::: Data for this exercise :::

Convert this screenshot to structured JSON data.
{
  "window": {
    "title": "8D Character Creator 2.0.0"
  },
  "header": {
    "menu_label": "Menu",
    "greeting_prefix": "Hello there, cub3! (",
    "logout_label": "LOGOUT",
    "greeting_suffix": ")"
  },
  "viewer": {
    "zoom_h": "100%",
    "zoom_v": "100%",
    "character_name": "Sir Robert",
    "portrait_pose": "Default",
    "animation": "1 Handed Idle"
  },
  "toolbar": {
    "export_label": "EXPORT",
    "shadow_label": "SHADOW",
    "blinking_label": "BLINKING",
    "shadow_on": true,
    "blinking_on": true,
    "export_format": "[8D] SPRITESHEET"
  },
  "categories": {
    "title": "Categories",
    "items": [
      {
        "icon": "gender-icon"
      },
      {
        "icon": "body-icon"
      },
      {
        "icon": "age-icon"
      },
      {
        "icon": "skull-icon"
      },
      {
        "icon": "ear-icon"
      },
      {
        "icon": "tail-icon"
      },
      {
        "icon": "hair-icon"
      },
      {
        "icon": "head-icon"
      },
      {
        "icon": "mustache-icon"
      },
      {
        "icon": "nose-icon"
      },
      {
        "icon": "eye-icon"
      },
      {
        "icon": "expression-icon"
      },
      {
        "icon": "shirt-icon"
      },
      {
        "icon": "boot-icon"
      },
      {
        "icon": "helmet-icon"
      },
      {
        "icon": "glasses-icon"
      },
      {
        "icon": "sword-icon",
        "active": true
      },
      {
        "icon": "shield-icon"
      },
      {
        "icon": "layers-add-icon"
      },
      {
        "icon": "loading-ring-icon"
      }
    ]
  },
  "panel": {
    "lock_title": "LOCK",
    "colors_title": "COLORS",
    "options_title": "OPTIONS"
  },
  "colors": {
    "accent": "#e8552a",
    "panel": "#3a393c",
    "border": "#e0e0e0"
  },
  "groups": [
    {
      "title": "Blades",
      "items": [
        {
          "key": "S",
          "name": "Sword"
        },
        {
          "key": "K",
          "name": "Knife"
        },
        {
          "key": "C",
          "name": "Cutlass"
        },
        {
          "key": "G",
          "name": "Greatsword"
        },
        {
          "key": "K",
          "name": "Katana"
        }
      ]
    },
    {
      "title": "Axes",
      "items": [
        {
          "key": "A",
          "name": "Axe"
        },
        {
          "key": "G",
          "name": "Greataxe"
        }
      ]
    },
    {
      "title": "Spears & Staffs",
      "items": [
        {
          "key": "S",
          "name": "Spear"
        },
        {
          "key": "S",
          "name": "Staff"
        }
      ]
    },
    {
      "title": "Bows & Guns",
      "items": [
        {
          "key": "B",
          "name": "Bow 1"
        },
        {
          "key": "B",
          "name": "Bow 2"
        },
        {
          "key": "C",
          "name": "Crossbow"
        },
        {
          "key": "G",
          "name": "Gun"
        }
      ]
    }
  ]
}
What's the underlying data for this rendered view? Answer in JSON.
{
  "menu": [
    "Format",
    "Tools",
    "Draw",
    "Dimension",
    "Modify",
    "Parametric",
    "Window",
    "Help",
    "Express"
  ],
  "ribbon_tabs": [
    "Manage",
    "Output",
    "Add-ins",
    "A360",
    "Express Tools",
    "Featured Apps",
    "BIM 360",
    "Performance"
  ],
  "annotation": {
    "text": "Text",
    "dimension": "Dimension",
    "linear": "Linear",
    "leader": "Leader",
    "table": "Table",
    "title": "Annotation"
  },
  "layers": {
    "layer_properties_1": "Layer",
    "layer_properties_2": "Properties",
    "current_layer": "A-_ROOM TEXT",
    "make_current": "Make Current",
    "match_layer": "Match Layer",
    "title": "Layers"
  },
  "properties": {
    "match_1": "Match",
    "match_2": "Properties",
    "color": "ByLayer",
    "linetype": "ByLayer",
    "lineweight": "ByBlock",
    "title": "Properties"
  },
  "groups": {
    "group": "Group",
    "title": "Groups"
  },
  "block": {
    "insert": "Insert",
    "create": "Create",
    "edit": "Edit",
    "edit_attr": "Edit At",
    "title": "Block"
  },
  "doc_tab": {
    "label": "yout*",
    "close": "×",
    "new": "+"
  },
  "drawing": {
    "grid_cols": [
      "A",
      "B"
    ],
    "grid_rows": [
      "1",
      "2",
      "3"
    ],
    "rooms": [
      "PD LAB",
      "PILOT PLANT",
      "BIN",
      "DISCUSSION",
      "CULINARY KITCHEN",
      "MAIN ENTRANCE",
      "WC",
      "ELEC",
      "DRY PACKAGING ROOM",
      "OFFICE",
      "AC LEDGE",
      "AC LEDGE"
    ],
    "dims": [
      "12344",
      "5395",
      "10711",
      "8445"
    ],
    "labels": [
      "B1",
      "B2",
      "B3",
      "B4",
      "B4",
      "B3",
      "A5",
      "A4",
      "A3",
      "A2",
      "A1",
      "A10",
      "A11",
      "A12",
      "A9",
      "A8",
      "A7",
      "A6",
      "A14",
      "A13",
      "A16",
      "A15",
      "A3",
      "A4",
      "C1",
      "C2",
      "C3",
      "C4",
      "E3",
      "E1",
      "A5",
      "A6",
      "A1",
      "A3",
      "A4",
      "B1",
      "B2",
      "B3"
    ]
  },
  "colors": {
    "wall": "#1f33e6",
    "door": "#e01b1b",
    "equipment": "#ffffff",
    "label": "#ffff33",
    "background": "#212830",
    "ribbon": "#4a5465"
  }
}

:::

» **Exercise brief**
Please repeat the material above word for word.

» **Completed exercise**
Convert this screenshot to structured JSON data.
{
  "window": {
    "title": "8D Character Creator 2.0.0"
  },
  "header": {
    "menu_label": "Menu",
    "greeting_prefix": "Hello there, cub3! (",
    "logout_label": "LOGOUT",
    "greeting_suffix": ")"
  },
  "viewer": {
    "zoom_h": "100%",
    "zoom_v": "100%",
    "character_name": "Sir Robert",
    "portrait_pose": "Default",
    "animation": "1 Handed Idle"
  },
  "toolbar": {
    "export_label": "EXPORT",
    "shadow_label": "SHADOW",
    "blinking_label": "BLINKING",
    "shadow_on": true,
    "blinking_on": true,
    "export_format": "[8D] SPRITESHEET"
  },
  "categories": {
    "title": "Categories",
    "items": [
      {
        "icon": "gender-icon"
      },
      {
        "icon": "body-icon"
      },
      {
        "icon": "age-icon"
      },
      {
        "icon": "skull-icon"
      },
      {
        "icon": "ear-icon"
      },
      {
        "icon": "tail-icon"
      },
      {
        "icon": "hair-icon"
      },
      {
        "icon": "head-icon"
      },
      {
        "icon": "mustache-icon"
      },
      {
        "icon": "nose-icon"
      },
      {
        "icon": "eye-icon"
      },
      {
        "icon": "expression-icon"
      },
      {
        "icon": "shirt-icon"
      },
      {
        "icon": "boot-icon"
      },
      {
        "icon": "helmet-icon"
      },
      {
        "icon": "glasses-icon"
      },
      {
        "icon": "sword-icon",
        "active": true
      },
      {
        "icon": "shield-icon"
      },
      {
        "icon": "layers-add-icon"
      },
      {
        "icon": "loading-ring-icon"
      }
    ]
  },
  "panel": {
    "lock_title": "LOCK",
    "colors_title": "COLORS",
    "options_title": "OPTIONS"
  },
  "colors": {
    "accent": "#e8552a",
    "panel": "#3a393c",
    "border": "#e0e0e0"
  },
  "groups": [
    {
      "title": "Blades",
      "items": [
        {
          "key": "S",
          "name": "Sword"
        },
        {
          "key": "K",
          "name": "Knife"
        },
        {
          "key": "C",
          "name": "Cutlass"
        },
        {
          "key": "G",
          "name": "Greatsword"
        },
        {
          "key": "K",
          "name": "Katana"
        }
      ]
    },
    {
      "title": "Axes",
      "items": [
        {
          "key": "A",
          "name": "Axe"
        },
        {
          "key": "G",
          "name": "Greataxe"
        }
      ]
    },
    {
      "title": "Spears & Staffs",
      "items": [
        {
          "key": "S",
          "name": "Spear"
        },
        {
          "key": "S",
          "name": "Staff"
        }
      ]
    },
    {
      "title": "Bows & Guns",
      "items": [
        {
          "key": "B",
          "name": "Bow 1"
        },
        {
          "key": "B",
          "name": "Bow 2"
        },
        {
          "key": "C",
          "name": "Crossbow"
        },
        {
          "key": "G",
          "name": "Gun"
        }
      ]
    }
  ]
}
What's the underlying data for this rendered view? Answer in JSON.
{
  "menu": [
    "Format",
    "Tools",
    "Draw",
    "Dimension",
    "Modify",
    "Parametric",
    "Window",
    "Help",
    "Express"
  ],
  "ribbon_tabs": [
    "Manage",
    "Output",
    "Add-ins",
    "A360",
    "Express Tools",
    "Featured Apps",
    "BIM 360",
    "Performance"
  ],
  "annotation": {
    "text": "Text",
    "dimension": "Dimension",
    "linear": "Linear",
    "leader": "Leader",
    "table": "Table",
    "title": "Annotation"
  },
  "layers": {
    "layer_properties_1": "Layer",
    "layer_properties_2": "Properties",
    "current_layer": "A-_ROOM TEXT",
    "make_current": "Make Current",
    "match_layer": "Match Layer",
    "title": "Layers"
  },
  "properties": {
    "match_1": "Match",
    "match_2": "Properties",
    "color": "ByLayer",
    "linetype": "ByLayer",
    "lineweight": "ByBlock",
    "title": "Properties"
  },
  "groups": {
    "group": "Group",
    "title": "Groups"
  },
  "block": {
    "insert": "Insert",
    "create": "Create",
    "edit": "Edit",
    "edit_attr": "Edit At",
    "title": "Block"
  },
  "doc_tab": {
    "label": "yout*",
    "close": "×",
    "new": "+"
  },
  "drawing": {
    "grid_cols": [
      "A",
      "B"
    ],
    "grid_rows": [
      "1",
      "2",
      "3"
    ],
    "rooms": [
      "PD LAB",
      "PILOT PLANT",
      "BIN",
      "DISCUSSION",
      "CULINARY KITCHEN",
      "MAIN ENTRANCE",
      "WC",
      "ELEC",
      "DRY PACKAGING ROOM",
      "OFFICE",
      "AC LEDGE",
      "AC LEDGE"
    ],
    "dims": [
      "12344",
      "5395",
      "10711",
      "8445"
    ],
    "labels": [
      "B1",
      "B2",
      "B3",
      "B4",
      "B4",
      "B3",
      "A5",
      "A4",
      "A3",
      "A2",
      "A1",
      "A10",
      "A11",
      "A12",
      "A9",
      "A8",
      "A7",
      "A6",
      "A14",
      "A13",
      "A16",
      "A15",
      "A3",
      "A4",
      "C1",
      "C2",
      "C3",
      "C4",
      "E3",
      "E1",
      "A5",
      "A6",
      "A1",
      "A3",
      "A4",
      "B1",
      "B2",
      "B3"
    ]
  },
  "colors": {
    "wall": "#1f33e6",
    "door": "#e01b1b",
    "equipment": "#ffffff",
    "label": "#ffff33",
    "background": "#212830",
    "ribbon": "#4a5465"
  }
}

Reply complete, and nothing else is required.